Working with Google, it generated GIF highlights through a “Madden GIFERATOR,” and pushed dynamic messaging such as, “It’s halftime, go think of a way to stop me!” featuring key players across sports sites and apps in the Google Display Network.
And American Express beta tested Real-Time Ads to drive tune-in for its live concert streaming series by dynamically swapping out set lists in placements.
Google didn’t divulge much about the workflow requirements for serving a Real-Time Ad, but Walpert Levy said it’s the same process for an ad campaign that’s running across AdWords or Google Display Network, except the content is typically “pre-planned” and inserted dynamically.
Other beta testers will tap preexisting assets – a voluminous library of video on-demand content in the case of Comcast – to time video ads sequentially to the Oscars’ award show.
YouTube is also touting itself as the primary video destination for the biggest live sports event of them all: the Super Bowl.
It will aggregate all Super Bowl video ads into one central location/program called YouTube AdBlitz, allowing consumers to discuss and vote on ads.

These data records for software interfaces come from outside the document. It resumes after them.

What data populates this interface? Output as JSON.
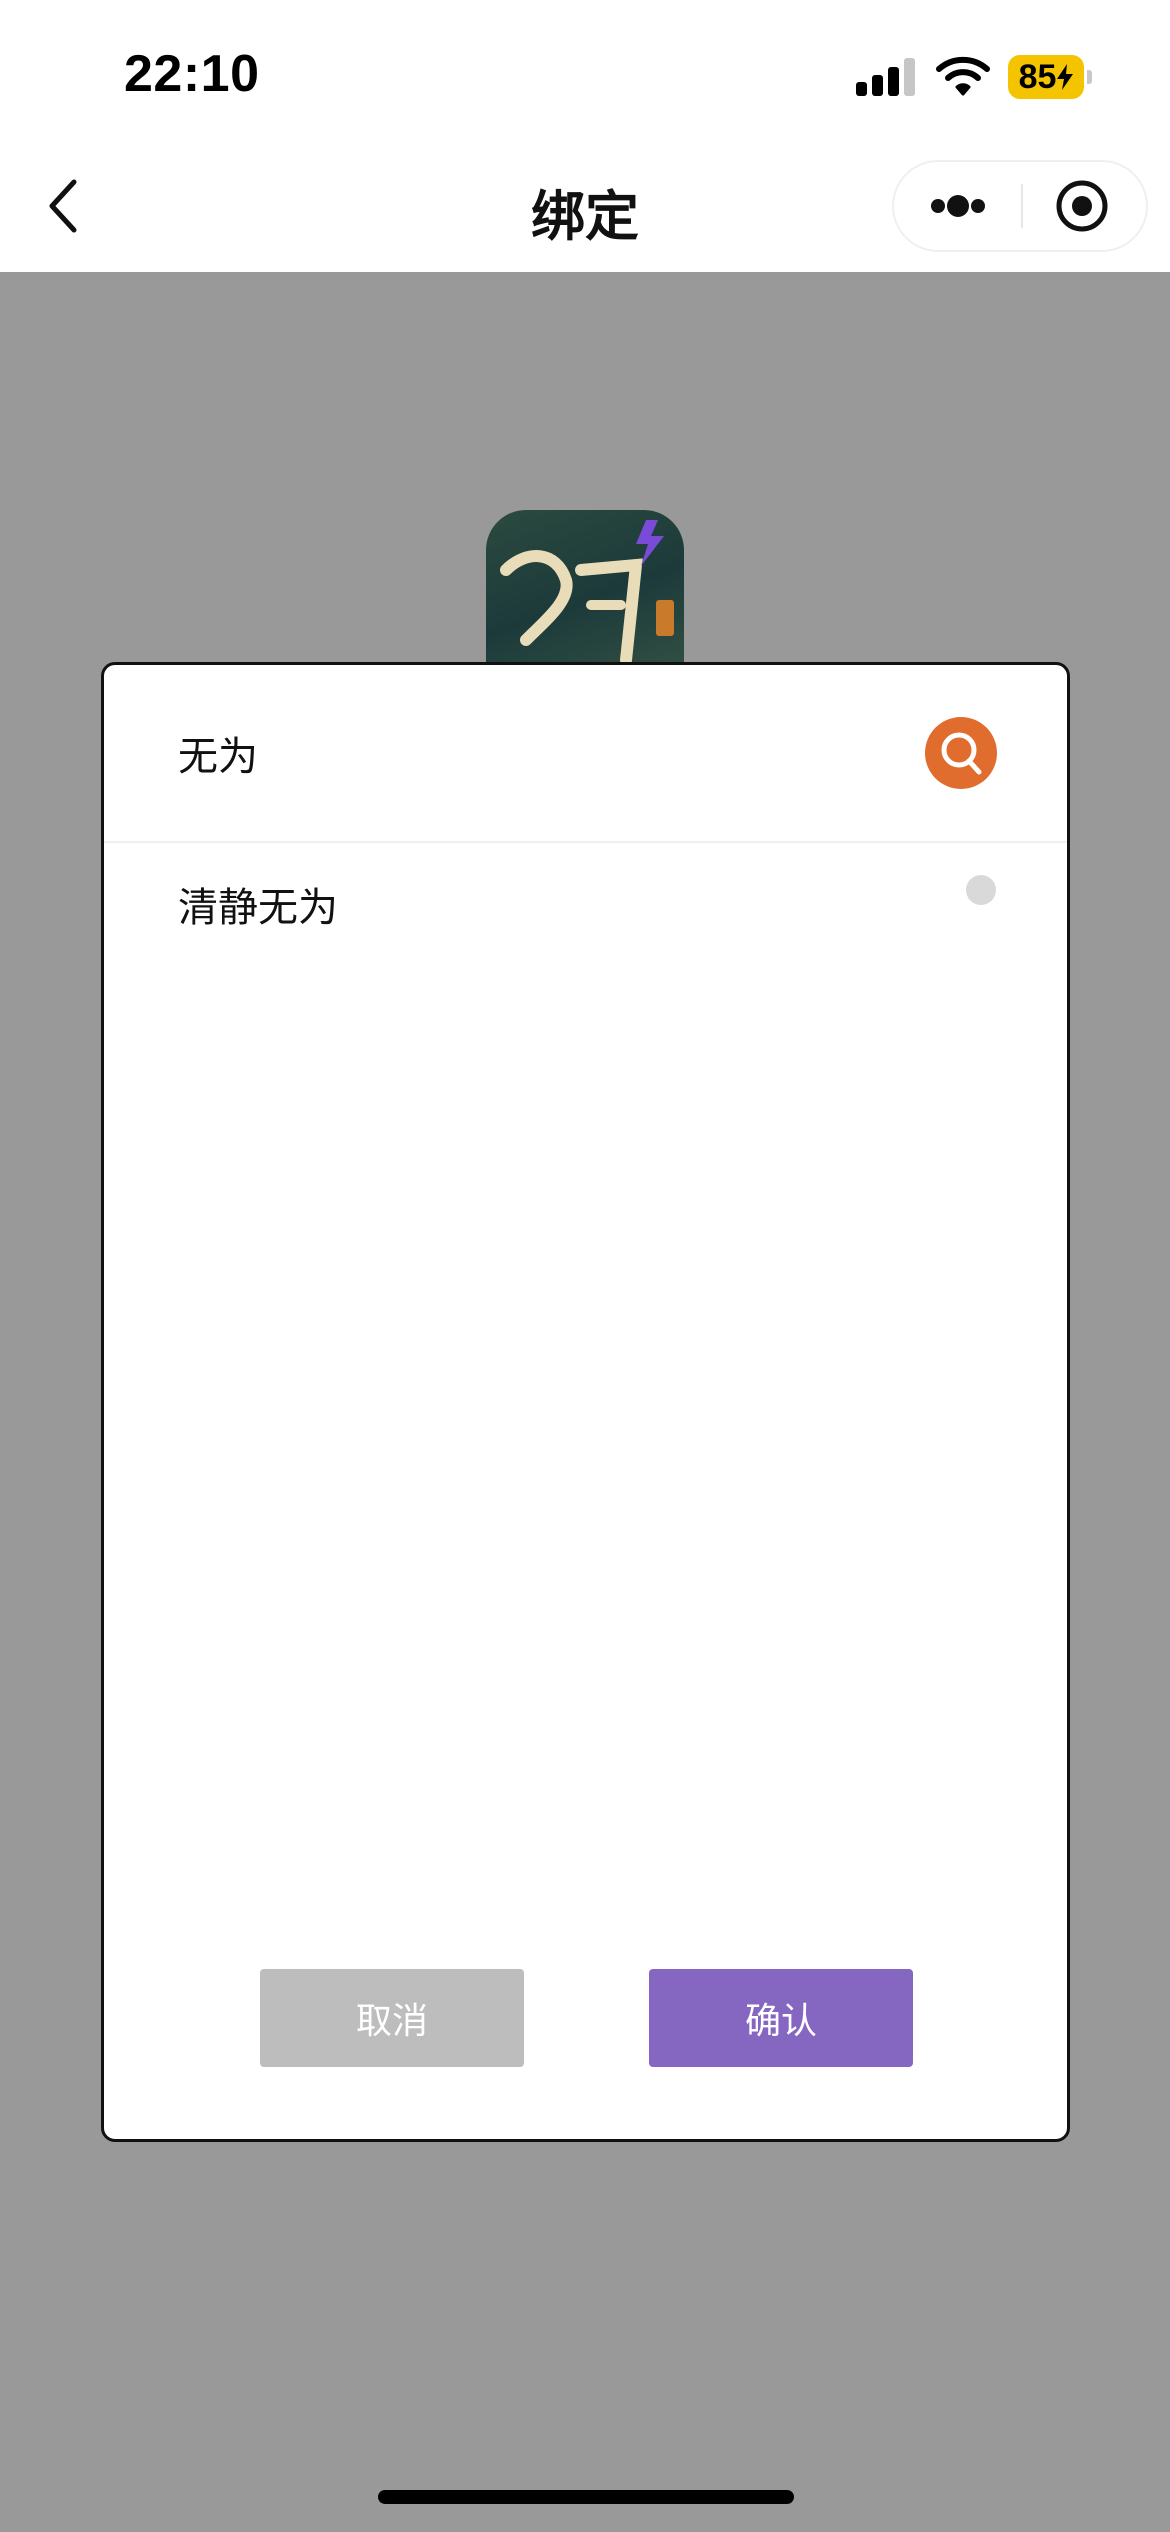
{
  "status_bar": {
    "time": "22:10",
    "battery_level": "85",
    "signal_icon": "cellular-signal-icon",
    "wifi_icon": "wifi-icon",
    "battery_icon": "battery-charging-icon"
  },
  "nav": {
    "title": "绑定",
    "back_icon": "chevron-left-icon",
    "more_icon": "more-dots-icon",
    "close_icon": "target-circle-icon"
  },
  "background": {
    "app_icon": "game-app-icon"
  },
  "dialog": {
    "search": {
      "value": "无为",
      "placeholder": "",
      "icon": "search-icon"
    },
    "results": [
      {
        "label": "清静无为",
        "selected": false
      }
    ],
    "cancel_label": "取消",
    "confirm_label": "确认"
  },
  "colors": {
    "overlay": "#999999",
    "search_button": "#e06c2d",
    "confirm_button": "#8567c2",
    "cancel_button": "#bdbdbd",
    "battery": "#f5c400"
  }
}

It’s telling marketers that ads running against AdBlitz video content generate four times higher watch time than non-AdBlitz program content.
“We’re now seeing a whole Super Bowl cycle,” Walpert Levy claimed. “We’re seeing demand earlier and earlier and marketers looking to build buzz through video teasers before the spot even runs.”

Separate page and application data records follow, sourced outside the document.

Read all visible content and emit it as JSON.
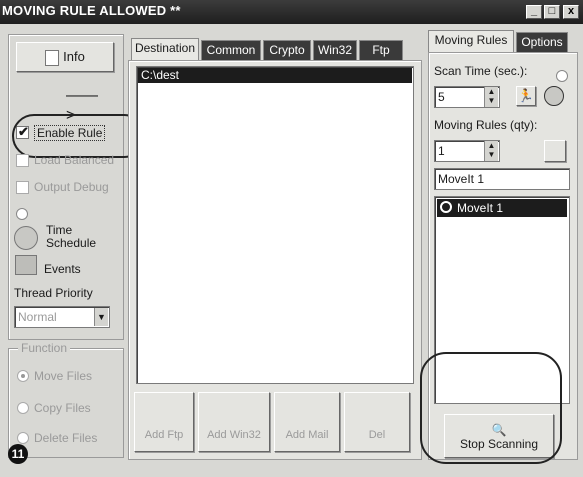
{
  "window": {
    "title": "MOVING RULE ALLOWED **",
    "minimize": "_",
    "restore": "□",
    "close": "x"
  },
  "left": {
    "info_label": "Info",
    "arrow": "——>",
    "enable_rule": "Enable Rule",
    "load_balanced": "Load Balanced",
    "output_debug": "Output Debug",
    "time_schedule_line1": "Time",
    "time_schedule_line2": "Schedule",
    "events": "Events",
    "thread_priority_label": "Thread Priority",
    "thread_priority_value": "Normal",
    "function_legend": "Function",
    "move_files": "Move Files",
    "copy_files": "Copy Files",
    "delete_files": "Delete Files",
    "callout_number": "11"
  },
  "center": {
    "tabs": [
      "Destination",
      "Common",
      "Crypto",
      "Win32",
      "Ftp"
    ],
    "destinations": [
      "C:\\dest"
    ],
    "buttons": [
      "Add Ftp",
      "Add Win32",
      "Add Mail",
      "Del"
    ]
  },
  "right": {
    "tabs": [
      "Moving Rules",
      "Options"
    ],
    "scan_time_label": "Scan Time (sec.):",
    "scan_time_value": "5",
    "moving_rules_label": "Moving Rules (qty):",
    "moving_rules_qty": "1",
    "rule_name_value": "MoveIt 1",
    "rules": [
      "MoveIt 1"
    ],
    "stop_scanning": "Stop Scanning"
  }
}
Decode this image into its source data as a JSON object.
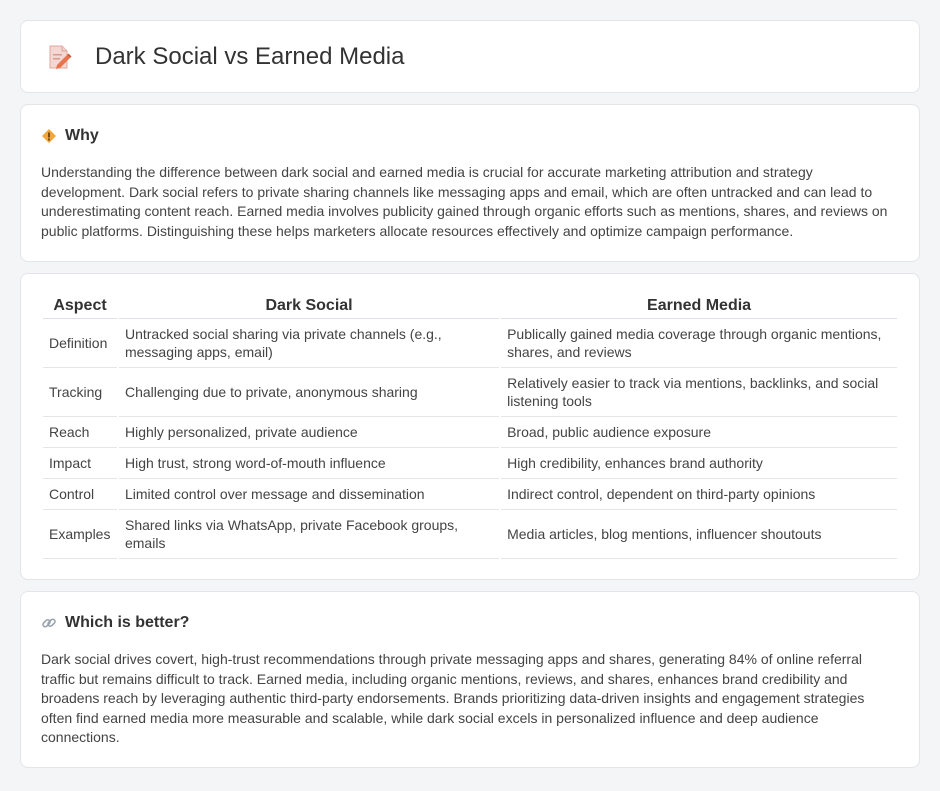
{
  "header": {
    "title": "Dark Social vs Earned Media",
    "icon": "document-pencil-icon"
  },
  "why": {
    "icon": "diamond-sign-icon",
    "title": "Why",
    "text": "Understanding the difference between dark social and earned media is crucial for accurate marketing attribution and strategy development. Dark social refers to private sharing channels like messaging apps and email, which are often untracked and can lead to underestimating content reach. Earned media involves publicity gained through organic efforts such as mentions, shares, and reviews on public platforms. Distinguishing these helps marketers allocate resources effectively and optimize campaign performance."
  },
  "table": {
    "headers": [
      "Aspect",
      "Dark Social",
      "Earned Media"
    ],
    "rows": [
      [
        "Definition",
        "Untracked social sharing via private channels (e.g., messaging apps, email)",
        "Publically gained media coverage through organic mentions, shares, and reviews"
      ],
      [
        "Tracking",
        "Challenging due to private, anonymous sharing",
        "Relatively easier to track via mentions, backlinks, and social listening tools"
      ],
      [
        "Reach",
        "Highly personalized, private audience",
        "Broad, public audience exposure"
      ],
      [
        "Impact",
        "High trust, strong word-of-mouth influence",
        "High credibility, enhances brand authority"
      ],
      [
        "Control",
        "Limited control over message and dissemination",
        "Indirect control, dependent on third-party opinions"
      ],
      [
        "Examples",
        "Shared links via WhatsApp, private Facebook groups, emails",
        "Media articles, blog mentions, influencer shoutouts"
      ]
    ]
  },
  "better": {
    "icon": "link-icon",
    "title": "Which is better?",
    "text": "Dark social drives covert, high-trust recommendations through private messaging apps and shares, generating 84% of online referral traffic but remains difficult to track. Earned media, including organic mentions, reviews, and shares, enhances brand credibility and broadens reach by leveraging authentic third-party endorsements. Brands prioritizing data-driven insights and engagement strategies often find earned media more measurable and scalable, while dark social excels in personalized influence and deep audience connections."
  }
}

YouTube claims consumers viewed Super Bowl video ads more than 300,000 times on its platform during last year’s game day. It also shared Pixability data that found advertisers got 2.2 times the number of views and 3.1 times the number shares when ads were published pre-game.
“This data tells us pre-releasing content is more effective,” Walpert Levy added, “and people’s content consumption patterns have changed.”

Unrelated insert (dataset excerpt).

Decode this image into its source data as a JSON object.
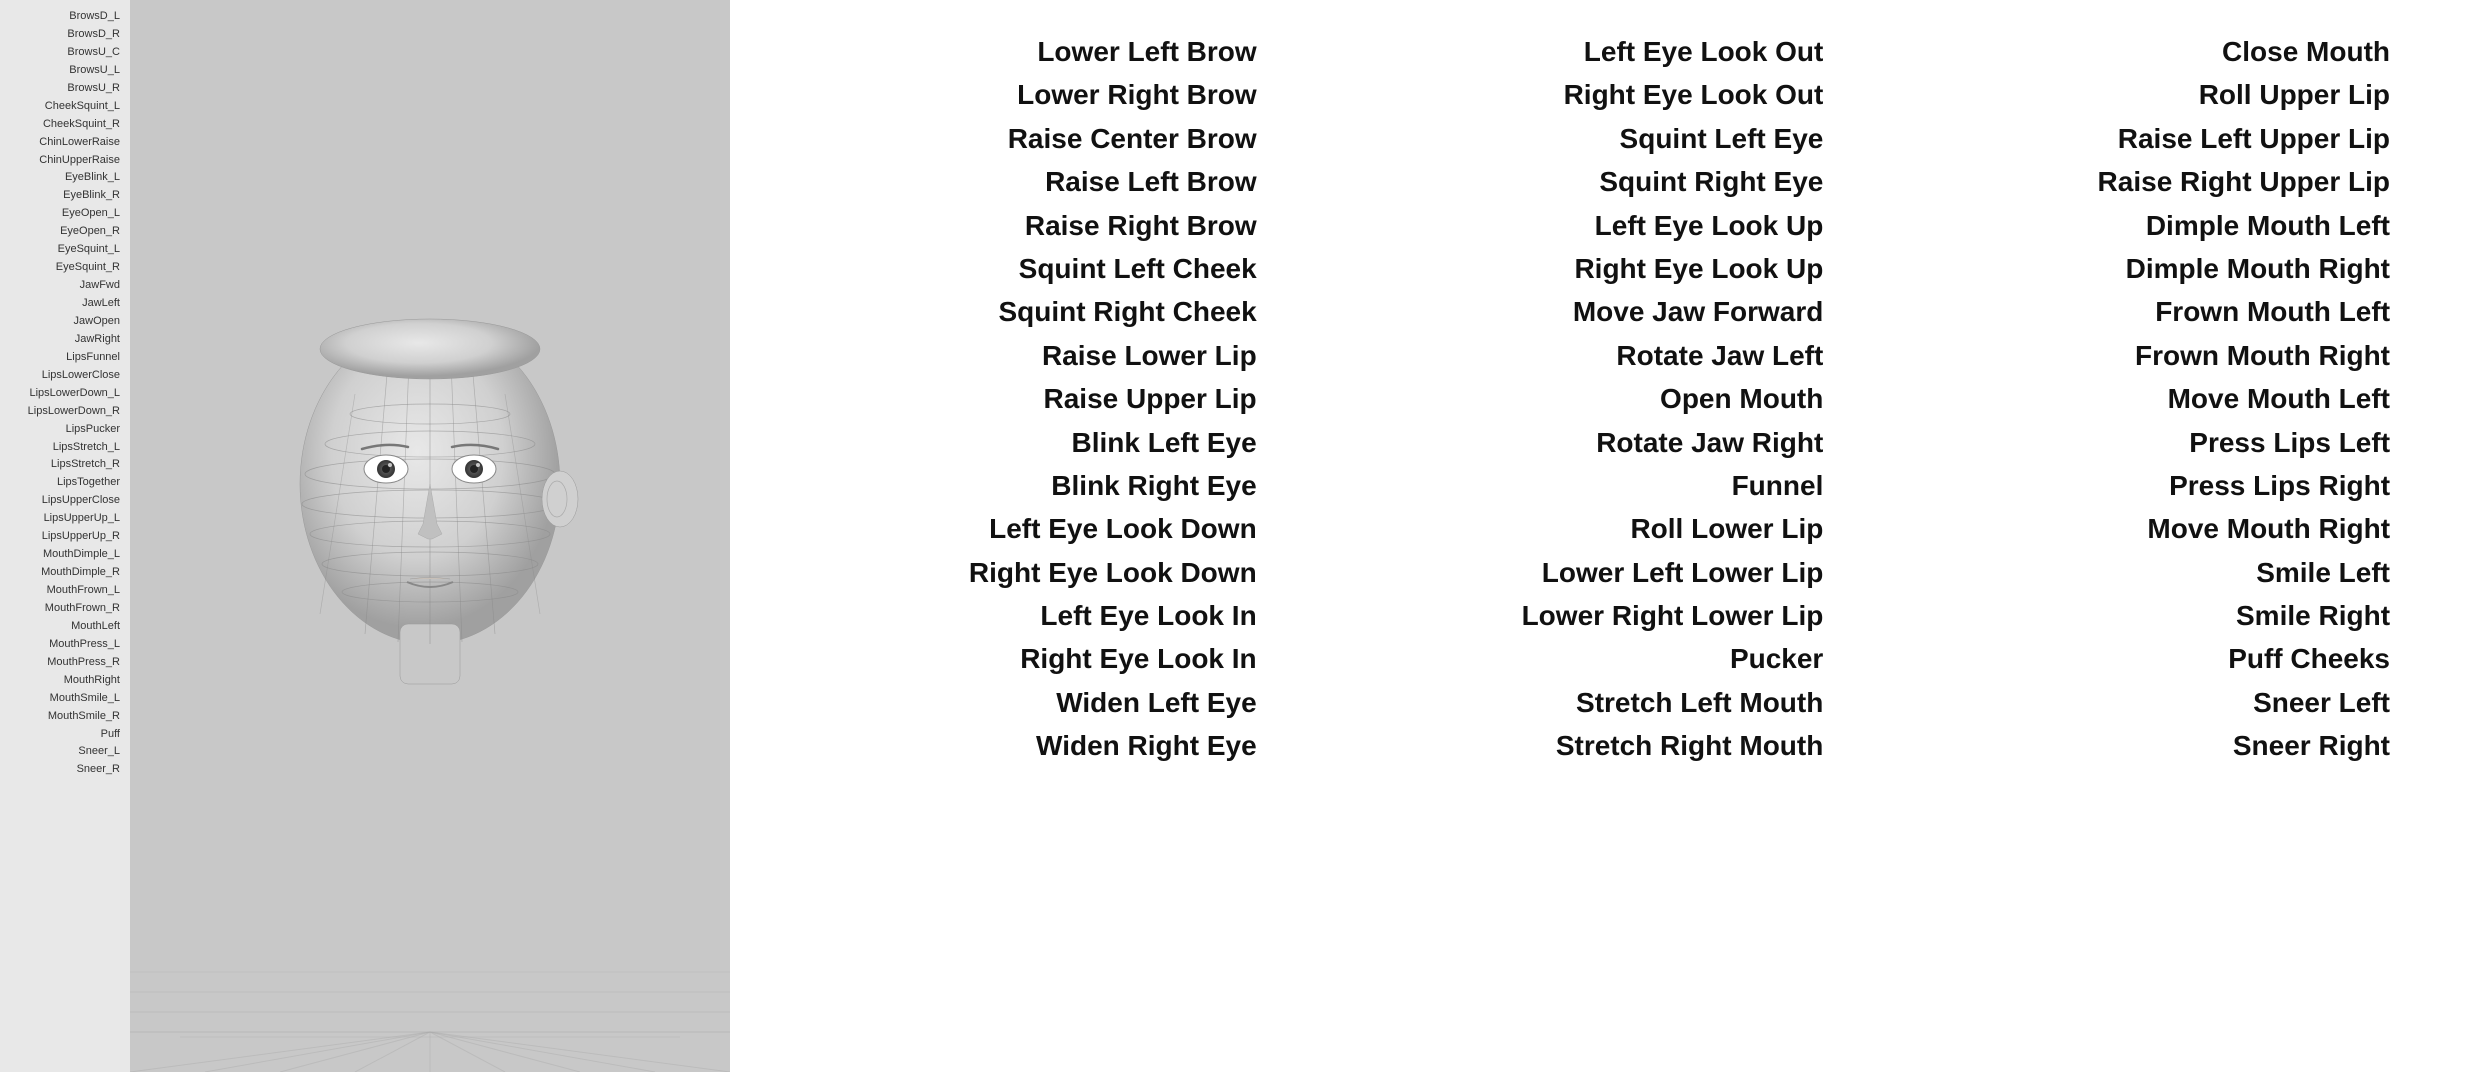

Real-Time Ads are presently in beta and will roll out more widely at the end of the year.